Please reproduce every record exactly as written, leaving out the pictures.

** Data extract follows **

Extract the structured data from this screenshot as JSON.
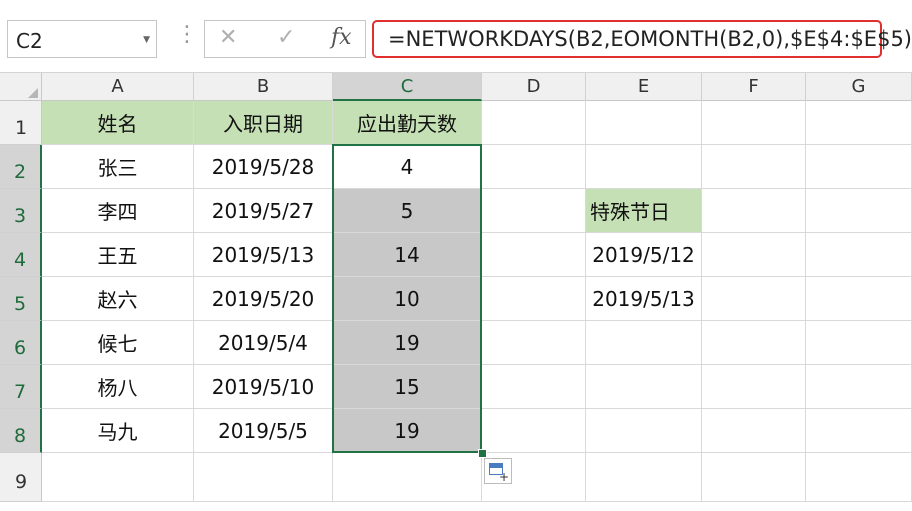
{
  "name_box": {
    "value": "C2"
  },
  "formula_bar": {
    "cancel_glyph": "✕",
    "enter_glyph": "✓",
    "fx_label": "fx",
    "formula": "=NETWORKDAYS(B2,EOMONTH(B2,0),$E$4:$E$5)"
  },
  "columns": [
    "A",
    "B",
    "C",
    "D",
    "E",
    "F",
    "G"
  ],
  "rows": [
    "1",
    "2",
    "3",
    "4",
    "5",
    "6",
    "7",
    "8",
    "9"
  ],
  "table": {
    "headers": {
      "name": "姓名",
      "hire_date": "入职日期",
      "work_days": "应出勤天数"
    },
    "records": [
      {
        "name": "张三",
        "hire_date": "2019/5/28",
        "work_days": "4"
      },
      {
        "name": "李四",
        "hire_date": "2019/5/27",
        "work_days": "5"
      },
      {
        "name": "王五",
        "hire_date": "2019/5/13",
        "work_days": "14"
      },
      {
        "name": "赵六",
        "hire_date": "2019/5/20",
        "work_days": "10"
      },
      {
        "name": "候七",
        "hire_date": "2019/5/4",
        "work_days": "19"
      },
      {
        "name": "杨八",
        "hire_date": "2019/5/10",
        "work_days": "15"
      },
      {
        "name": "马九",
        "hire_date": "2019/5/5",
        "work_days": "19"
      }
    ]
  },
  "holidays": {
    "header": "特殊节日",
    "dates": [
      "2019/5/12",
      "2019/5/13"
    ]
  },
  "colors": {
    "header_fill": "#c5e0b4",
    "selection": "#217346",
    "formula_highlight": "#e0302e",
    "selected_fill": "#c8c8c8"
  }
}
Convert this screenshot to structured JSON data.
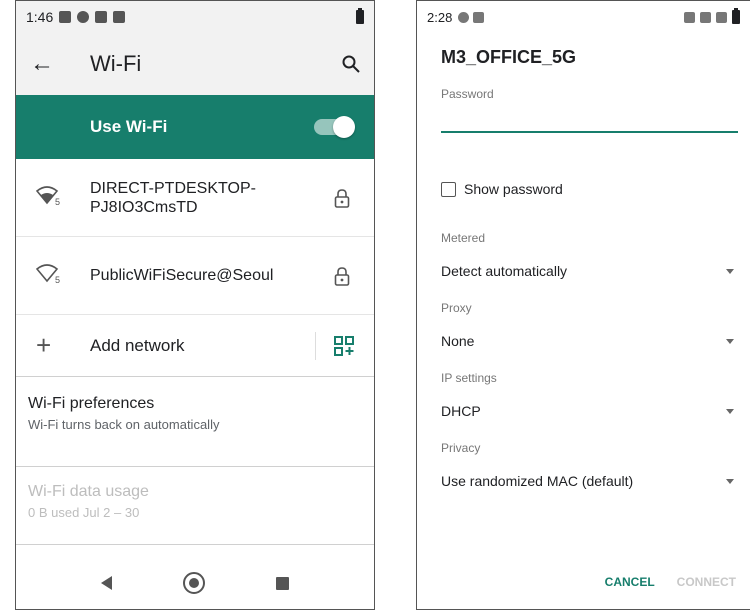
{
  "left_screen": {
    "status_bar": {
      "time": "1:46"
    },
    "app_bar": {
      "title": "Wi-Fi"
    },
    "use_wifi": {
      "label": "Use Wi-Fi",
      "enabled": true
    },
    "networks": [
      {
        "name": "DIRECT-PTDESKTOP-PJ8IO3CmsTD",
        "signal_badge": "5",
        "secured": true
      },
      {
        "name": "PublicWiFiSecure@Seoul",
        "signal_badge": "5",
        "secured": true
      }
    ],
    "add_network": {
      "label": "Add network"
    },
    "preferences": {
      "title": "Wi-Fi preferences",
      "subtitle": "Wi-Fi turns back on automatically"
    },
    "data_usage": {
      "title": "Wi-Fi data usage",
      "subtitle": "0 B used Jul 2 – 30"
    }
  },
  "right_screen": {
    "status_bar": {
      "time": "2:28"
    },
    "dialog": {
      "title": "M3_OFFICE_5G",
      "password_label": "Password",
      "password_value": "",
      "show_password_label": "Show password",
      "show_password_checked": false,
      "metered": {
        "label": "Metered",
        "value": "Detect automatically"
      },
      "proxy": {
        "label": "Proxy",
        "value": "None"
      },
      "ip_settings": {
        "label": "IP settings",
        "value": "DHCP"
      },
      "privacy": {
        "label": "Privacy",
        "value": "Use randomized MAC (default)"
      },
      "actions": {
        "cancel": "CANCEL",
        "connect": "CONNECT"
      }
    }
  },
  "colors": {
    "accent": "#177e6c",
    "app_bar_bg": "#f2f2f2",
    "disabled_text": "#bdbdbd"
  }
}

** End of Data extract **

Task result –
Extract the structured data from this screenshot as JSON.
{
  "name_box": {
    "value": "C2"
  },
  "formula_bar": {
    "cancel_glyph": "✕",
    "enter_glyph": "✓",
    "fx_label": "fx",
    "formula": "=NETWORKDAYS(B2,EOMONTH(B2,0),$E$4:$E$5)"
  },
  "columns": [
    "A",
    "B",
    "C",
    "D",
    "E",
    "F",
    "G"
  ],
  "rows": [
    "1",
    "2",
    "3",
    "4",
    "5",
    "6",
    "7",
    "8",
    "9"
  ],
  "table": {
    "headers": {
      "name": "姓名",
      "hire_date": "入职日期",
      "work_days": "应出勤天数"
    },
    "records": [
      {
        "name": "张三",
        "hire_date": "2019/5/28",
        "work_days": "4"
      },
      {
        "name": "李四",
        "hire_date": "2019/5/27",
        "work_days": "5"
      },
      {
        "name": "王五",
        "hire_date": "2019/5/13",
        "work_days": "14"
      },
      {
        "name": "赵六",
        "hire_date": "2019/5/20",
        "work_days": "10"
      },
      {
        "name": "候七",
        "hire_date": "2019/5/4",
        "work_days": "19"
      },
      {
        "name": "杨八",
        "hire_date": "2019/5/10",
        "work_days": "15"
      },
      {
        "name": "马九",
        "hire_date": "2019/5/5",
        "work_days": "19"
      }
    ]
  },
  "holidays": {
    "header": "特殊节日",
    "dates": [
      "2019/5/12",
      "2019/5/13"
    ]
  },
  "colors": {
    "header_fill": "#c5e0b4",
    "selection": "#217346",
    "formula_highlight": "#e0302e",
    "selected_fill": "#c8c8c8"
  }
}
Convert this screenshot to structured JSON data.
{
  "left_screen": {
    "status_bar": {
      "time": "1:46"
    },
    "app_bar": {
      "title": "Wi-Fi"
    },
    "use_wifi": {
      "label": "Use Wi-Fi",
      "enabled": true
    },
    "networks": [
      {
        "name": "DIRECT-PTDESKTOP-PJ8IO3CmsTD",
        "signal_badge": "5",
        "secured": true
      },
      {
        "name": "PublicWiFiSecure@Seoul",
        "signal_badge": "5",
        "secured": true
      }
    ],
    "add_network": {
      "label": "Add network"
    },
    "preferences": {
      "title": "Wi-Fi preferences",
      "subtitle": "Wi-Fi turns back on automatically"
    },
    "data_usage": {
      "title": "Wi-Fi data usage",
      "subtitle": "0 B used Jul 2 – 30"
    }
  },
  "right_screen": {
    "status_bar": {
      "time": "2:28"
    },
    "dialog": {
      "title": "M3_OFFICE_5G",
      "password_label": "Password",
      "password_value": "",
      "show_password_label": "Show password",
      "show_password_checked": false,
      "metered": {
        "label": "Metered",
        "value": "Detect automatically"
      },
      "proxy": {
        "label": "Proxy",
        "value": "None"
      },
      "ip_settings": {
        "label": "IP settings",
        "value": "DHCP"
      },
      "privacy": {
        "label": "Privacy",
        "value": "Use randomized MAC (default)"
      },
      "actions": {
        "cancel": "CANCEL",
        "connect": "CONNECT"
      }
    }
  },
  "colors": {
    "accent": "#177e6c",
    "app_bar_bg": "#f2f2f2",
    "disabled_text": "#bdbdbd"
  }
}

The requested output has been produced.